epistemologically, because it cannot be described in terms of an objective reality. While the lifeworld is filled with meanings and values, these do not exist in reality-descriptions of the natural sciences. In Being and Time Heidegger tries to show that the assumed superiority of an objective reality over a reality of daily life practice is in fact a misunderstanding, based on a concealed philosophical prejudice. Schn has a similar ambition, expressed, however, not in the ontological but in the methodological dimension. His reflection-in-action involves looking to experiences, connecting with feelings, and attending to theories in use. The practitioner frames a situation or a problem and is allowed to experience surprise, puzzlement, or confusion in a situation which is uncertain or unique (p.68). Background Objective world Lifeworld Lifeworld

Actor

Scientist

Practitioner

Human being

Occurrence

Breakdown

Breakdown

Breakdown

Reaction

Falsification of Reflection on ac- Development of theory to solve a tion to solve a theory to solve a problem problem problem

Figure 1: Comparison of Popper, Schn and Heidegger For Schn, knowledge and practice is inherently tied. Practitioners apply tacit knowledge-in-action, and when their messy problems do not yield to it, they reflect-in-action, using the languages specific to their practices (Waks, p.40.) By using a certain terminology one becomes able to participate in a language-game (81), which also includes sharing the context and professional means within which that practice is done. Schn clusters elements of the language of designing and he puts much weight on the notion of repertoire, which means that practitioners build up a language, a collection of images, ideas, examples and actions that they can draw upon. The familiar situation functions then as a precedent, or a metaphor, or... an exemplar for the unfamiliar one (p.138). Due her expertise the practitioner can step into the new problematic situation and impose a frame on it. By being open to the situations talk back she discovers simultaneously consequences and implications of the chosen frames (p.269). An advantage of Schns epistemology is that the reflection of a phenomenon and on its understanding may create new understanding of the phenomenon and a change in the situation (RP, 165). Another benefit of Schns hermeutics is also to help practitioners to become aware of tacit frames, or create new links and relationships to the problem: and thereby lead them to the experiences inherent in professional pluralism (p.11) However, reflective practice is also a slow process and it may lead to question the means and ends of professional practice in general. The demand to be open include further for the practitioner to examine own beliefs, values, and feelings, which may cause instability and doubt, hindering the professional progress. A students view: Its (the reflective practicum) is
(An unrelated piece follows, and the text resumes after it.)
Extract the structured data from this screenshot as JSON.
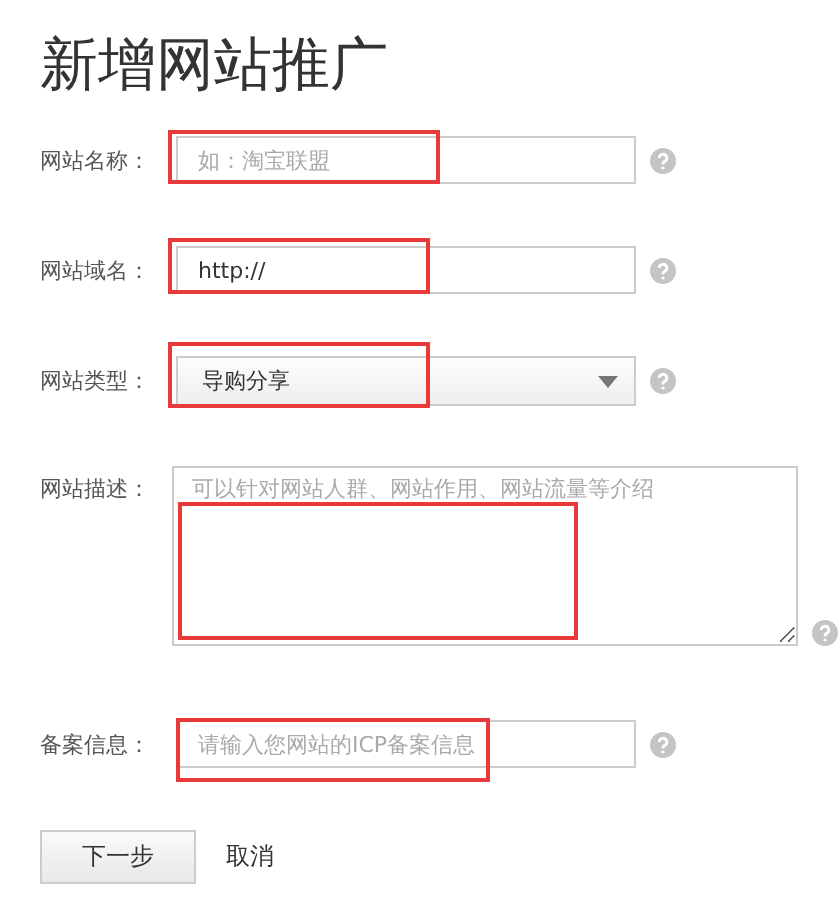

a sort of Kafkaesque thing. At the end of the term, you listen to the inflections and the tone of the voice of your critic to see if anything is really wrong." 3 Schns goal was to .to create a new kind of research that would be usable. That would be aimed at healing the splits between teaching and doing, school and life, research and practice, which have been so insidiously effective at deadening the experience of school at all levels.(ibd). It is not possible to assess if he reached this goal, but in fact many schools, colleges, and departments of education began designing teacher education and professional development programs based on the concept of reflective practice.

Schn in the presentation: "Educating the Reflective Practitioner to the 1987 meeting of the American Educational Research Association Washington, DC.